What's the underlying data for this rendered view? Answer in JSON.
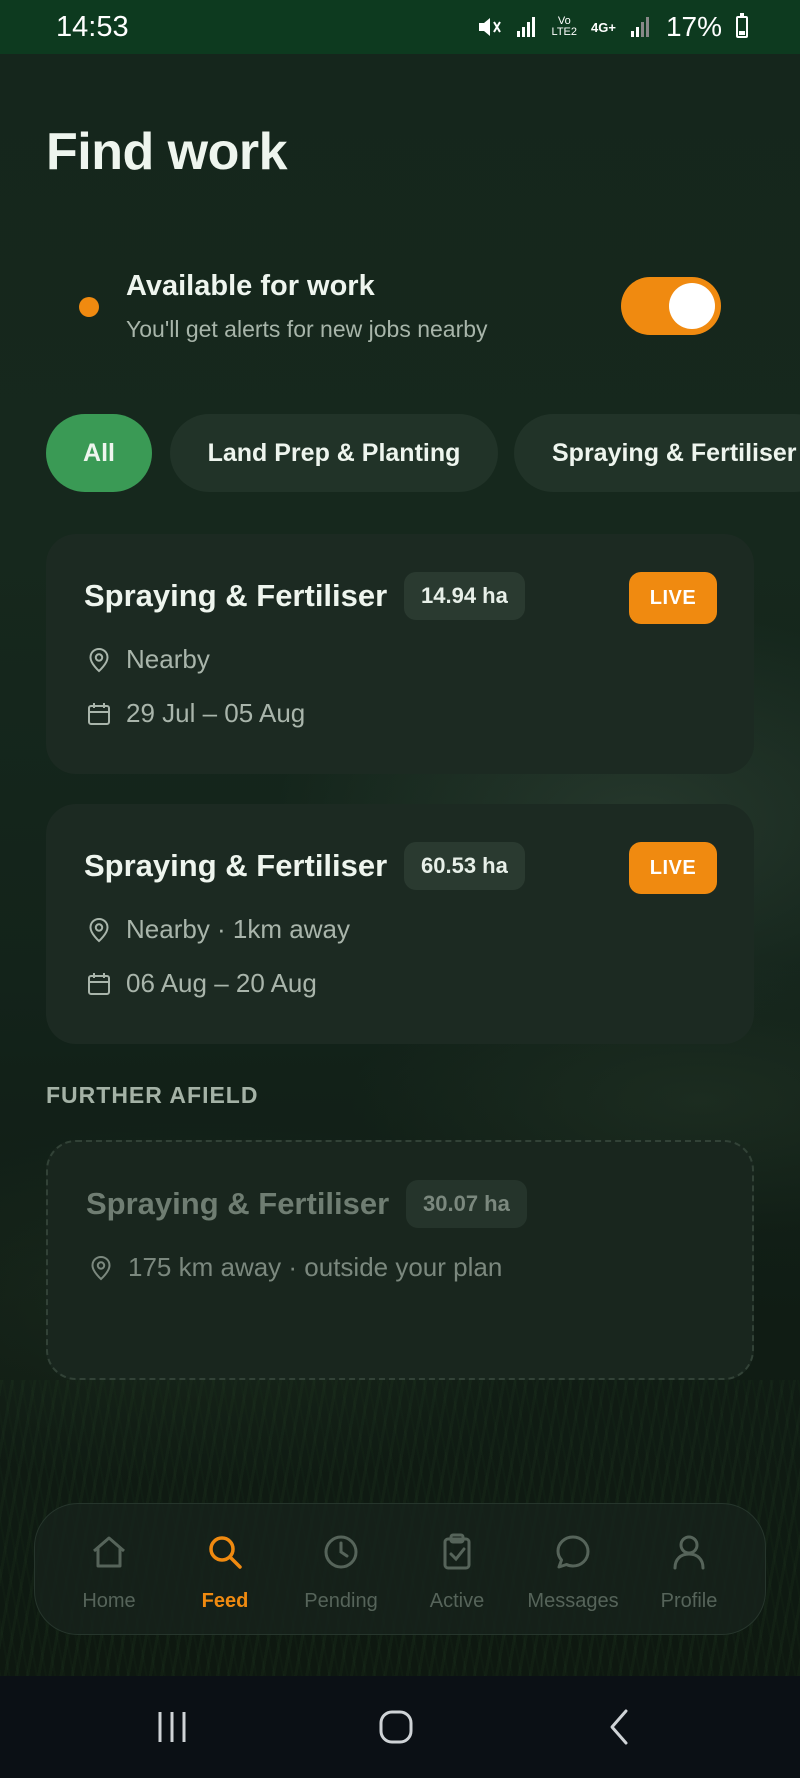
{
  "status_bar": {
    "time": "14:53",
    "network_top": "Vo",
    "network_bottom": "LTE2",
    "network_type": "4G+",
    "battery": "17%",
    "icons": [
      "mute-icon",
      "signal-icon",
      "signal-icon",
      "battery-icon"
    ]
  },
  "page": {
    "title": "Find work"
  },
  "availability": {
    "title": "Available for work",
    "subtitle": "You'll get alerts for new jobs nearby",
    "enabled": true
  },
  "filters": [
    {
      "label": "All",
      "active": true
    },
    {
      "label": "Land Prep & Planting",
      "active": false
    },
    {
      "label": "Spraying & Fertiliser",
      "active": false
    }
  ],
  "jobs": [
    {
      "title": "Spraying & Fertiliser",
      "area": "14.94 ha",
      "badge": "LIVE",
      "location": "Nearby",
      "dates": "29 Jul – 05 Aug"
    },
    {
      "title": "Spraying & Fertiliser",
      "area": "60.53 ha",
      "badge": "LIVE",
      "location": "Nearby · 1km away",
      "dates": "06 Aug – 20 Aug"
    }
  ],
  "further_afield": {
    "label": "FURTHER AFIELD",
    "jobs": [
      {
        "title": "Spraying & Fertiliser",
        "area": "30.07 ha",
        "location": "175 km away · outside your plan"
      }
    ]
  },
  "bottom_nav": [
    {
      "label": "Home",
      "icon": "home-icon",
      "active": false
    },
    {
      "label": "Feed",
      "icon": "search-icon",
      "active": true
    },
    {
      "label": "Pending",
      "icon": "clock-icon",
      "active": false
    },
    {
      "label": "Active",
      "icon": "clipboard-check-icon",
      "active": false
    },
    {
      "label": "Messages",
      "icon": "chat-icon",
      "active": false
    },
    {
      "label": "Profile",
      "icon": "user-icon",
      "active": false
    }
  ],
  "colors": {
    "accent": "#f08a10",
    "chip_active": "#3a9a55",
    "status_bar": "#0d3a1f",
    "card": "#1c2a22"
  }
}
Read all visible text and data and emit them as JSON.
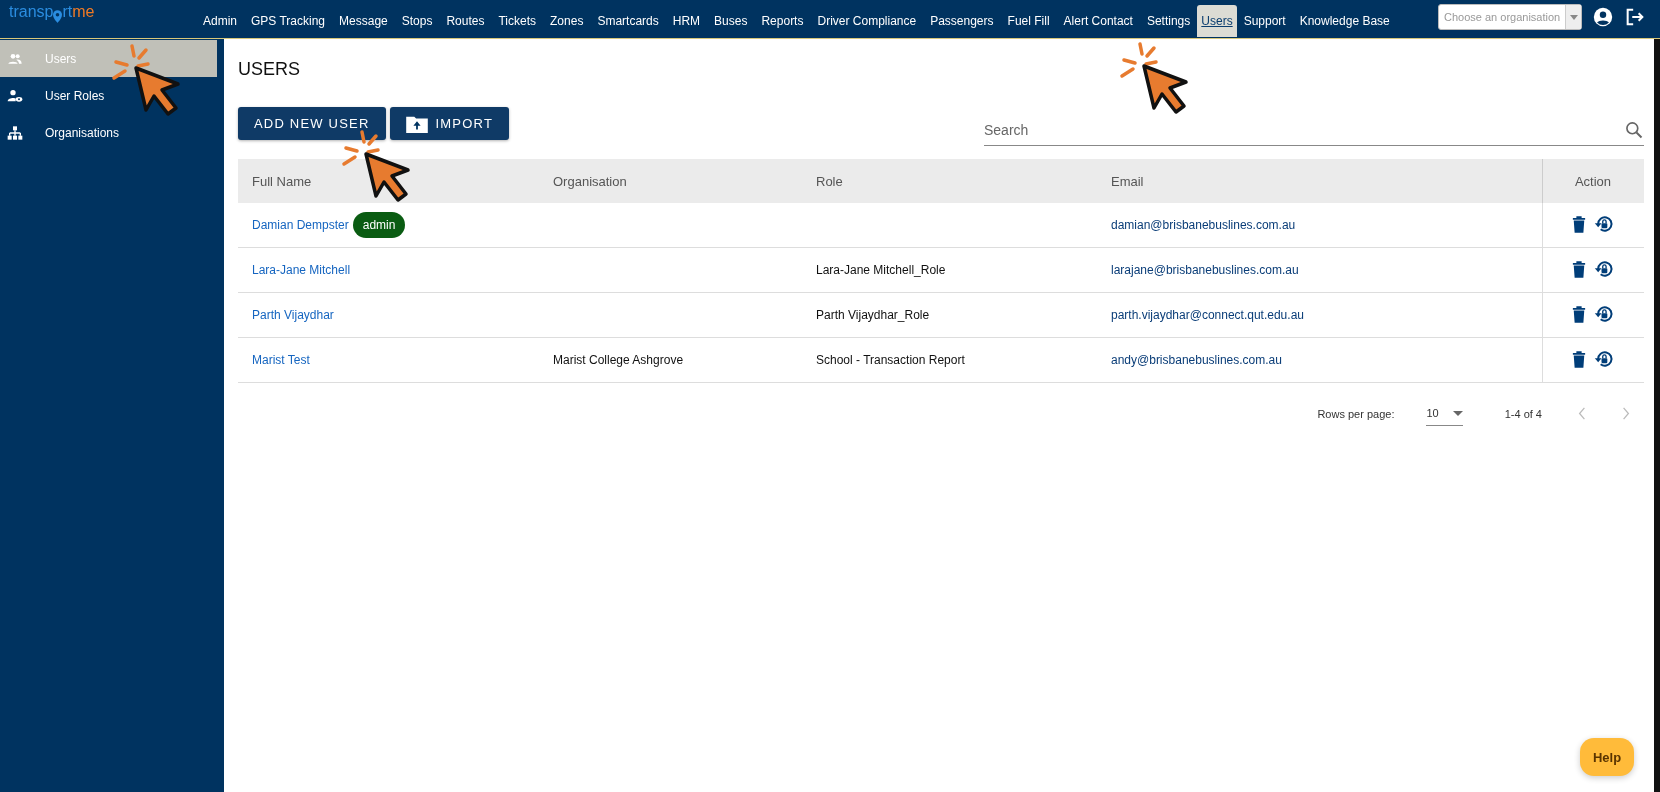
{
  "logo": {
    "part1": "transp",
    "part2": "rt",
    "part3": "me"
  },
  "nav": [
    {
      "label": "Admin",
      "selected": false
    },
    {
      "label": "GPS Tracking",
      "selected": false
    },
    {
      "label": "Message",
      "selected": false
    },
    {
      "label": "Stops",
      "selected": false
    },
    {
      "label": "Routes",
      "selected": false
    },
    {
      "label": "Tickets",
      "selected": false
    },
    {
      "label": "Zones",
      "selected": false
    },
    {
      "label": "Smartcards",
      "selected": false
    },
    {
      "label": "HRM",
      "selected": false
    },
    {
      "label": "Buses",
      "selected": false
    },
    {
      "label": "Reports",
      "selected": false
    },
    {
      "label": "Driver Compliance",
      "selected": false
    },
    {
      "label": "Passengers",
      "selected": false
    },
    {
      "label": "Fuel Fill",
      "selected": false
    },
    {
      "label": "Alert Contact",
      "selected": false
    },
    {
      "label": "Settings",
      "selected": false
    },
    {
      "label": "Users",
      "selected": true
    },
    {
      "label": "Support",
      "selected": false
    },
    {
      "label": "Knowledge Base",
      "selected": false
    }
  ],
  "org_select": {
    "placeholder": "Choose an organisation"
  },
  "sidebar": {
    "items": [
      {
        "label": "Users",
        "kind": "users",
        "selected": true
      },
      {
        "label": "User Roles",
        "kind": "roles",
        "selected": false
      },
      {
        "label": "Organisations",
        "kind": "orgs",
        "selected": false
      }
    ]
  },
  "page_title": "USERS",
  "buttons": {
    "add": "ADD NEW USER",
    "import": "IMPORT"
  },
  "search": {
    "placeholder": "Search"
  },
  "table": {
    "columns": [
      "Full Name",
      "Organisation",
      "Role",
      "Email",
      "Action"
    ],
    "rows": [
      {
        "name": "Damian Dempster",
        "badge": "admin",
        "organisation": "",
        "role": "",
        "email": "damian@brisbanebuslines.com.au"
      },
      {
        "name": "Lara-Jane Mitchell",
        "organisation": "",
        "role": "Lara-Jane Mitchell_Role",
        "email": "larajane@brisbanebuslines.com.au"
      },
      {
        "name": "Parth Vijaydhar",
        "organisation": "",
        "role": "Parth Vijaydhar_Role",
        "email": "parth.vijaydhar@connect.qut.edu.au"
      },
      {
        "name": "Marist Test",
        "organisation": "Marist College Ashgrove",
        "role": "School - Transaction Report",
        "email": "andy@brisbanebuslines.com.au"
      }
    ]
  },
  "pagination": {
    "label": "Rows per page:",
    "per_page": "10",
    "range": "1-4 of 4"
  },
  "help": "Help"
}
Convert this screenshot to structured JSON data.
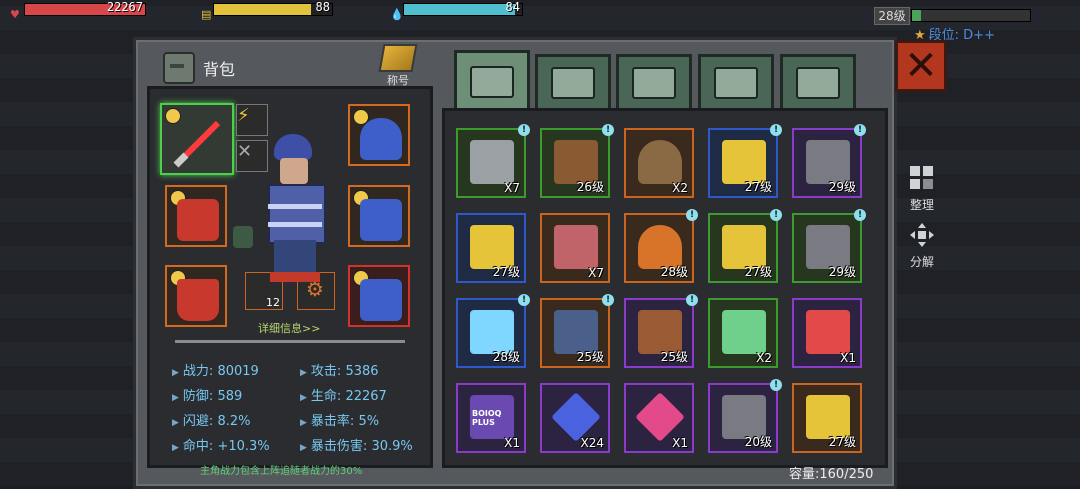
{
  "hud": {
    "hp_value": "22267",
    "energy_value": "88",
    "water_value": "84",
    "level_label": "28级",
    "rank_label": "段位: D++",
    "hp_color": "#d7474a",
    "energy_color": "#e3c23c",
    "water_color": "#4fbfd0"
  },
  "bag": {
    "title": "背包",
    "title_badge": "称号",
    "detail_link": "详细信息>>",
    "note": "主角战力包含上阵追随者战力的30%",
    "capacity": "容量:160/250",
    "small_slot_1": "12"
  },
  "stats": [
    {
      "label": "战力: ",
      "value": "80019"
    },
    {
      "label": "攻击: ",
      "value": "5386"
    },
    {
      "label": "防御: ",
      "value": "589"
    },
    {
      "label": "生命: ",
      "value": "22267"
    },
    {
      "label": "闪避: ",
      "value": "8.2%"
    },
    {
      "label": "暴击率: ",
      "value": "5%"
    },
    {
      "label": "命中: ",
      "value": "+10.3%"
    },
    {
      "label": "暴击伤害: ",
      "value": "30.9%"
    }
  ],
  "side": {
    "sort_label": "整理",
    "disassemble_label": "分解"
  },
  "tabs": [
    "backpack-icon",
    "medkit-icon",
    "food-icon",
    "gun-icon",
    "parts-icon"
  ],
  "inventory": [
    {
      "name": "tools",
      "rarity": "green",
      "count": "X7",
      "new": true,
      "color": "#9aa0a4"
    },
    {
      "name": "rifle",
      "rarity": "green",
      "count": "26级",
      "new": true,
      "color": "#8a5a33"
    },
    {
      "name": "mushroom",
      "rarity": "orange",
      "count": "X2",
      "new": false,
      "color": "#8a6a44"
    },
    {
      "name": "plasma-gun",
      "rarity": "blue",
      "count": "27级",
      "new": true,
      "color": "#e6c43a"
    },
    {
      "name": "crossbow",
      "rarity": "purple",
      "count": "29级",
      "new": true,
      "color": "#7a7a82"
    },
    {
      "name": "plasma-gun",
      "rarity": "blue",
      "count": "27级",
      "new": false,
      "color": "#e6c43a"
    },
    {
      "name": "meat",
      "rarity": "orange",
      "count": "X7",
      "new": false,
      "color": "#c0646a"
    },
    {
      "name": "helmet",
      "rarity": "orange",
      "count": "28级",
      "new": true,
      "color": "#d8742a"
    },
    {
      "name": "plasma-gun",
      "rarity": "green",
      "count": "27级",
      "new": true,
      "color": "#e6c43a"
    },
    {
      "name": "crossbow",
      "rarity": "green",
      "count": "29级",
      "new": true,
      "color": "#7a7a82"
    },
    {
      "name": "energy-blade",
      "rarity": "blue",
      "count": "28级",
      "new": true,
      "color": "#7fd6ff"
    },
    {
      "name": "pants",
      "rarity": "orange",
      "count": "25级",
      "new": true,
      "color": "#4a5f8a"
    },
    {
      "name": "boots",
      "rarity": "purple",
      "count": "25级",
      "new": true,
      "color": "#9a5a33"
    },
    {
      "name": "green-device",
      "rarity": "green",
      "count": "X2",
      "new": false,
      "color": "#6ed08a"
    },
    {
      "name": "red-device",
      "rarity": "purple",
      "count": "X1",
      "new": false,
      "color": "#e24a4a"
    },
    {
      "name": "plus-box",
      "rarity": "purple",
      "count": "X1",
      "new": false,
      "color": "#6a4ab0",
      "label": "BOIOQ PLUS"
    },
    {
      "name": "blue-crystal",
      "rarity": "purple",
      "count": "X24",
      "new": false,
      "color": "#4a62e0"
    },
    {
      "name": "pink-crystal",
      "rarity": "purple",
      "count": "X1",
      "new": false,
      "color": "#e24a8a"
    },
    {
      "name": "crossbow",
      "rarity": "purple",
      "count": "20级",
      "new": true,
      "color": "#7a7a82"
    },
    {
      "name": "plasma-gun",
      "rarity": "orange",
      "count": "27级",
      "new": false,
      "color": "#e6c43a"
    }
  ]
}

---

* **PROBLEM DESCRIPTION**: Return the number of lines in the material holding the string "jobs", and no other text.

* **ANSWER BOX**: 3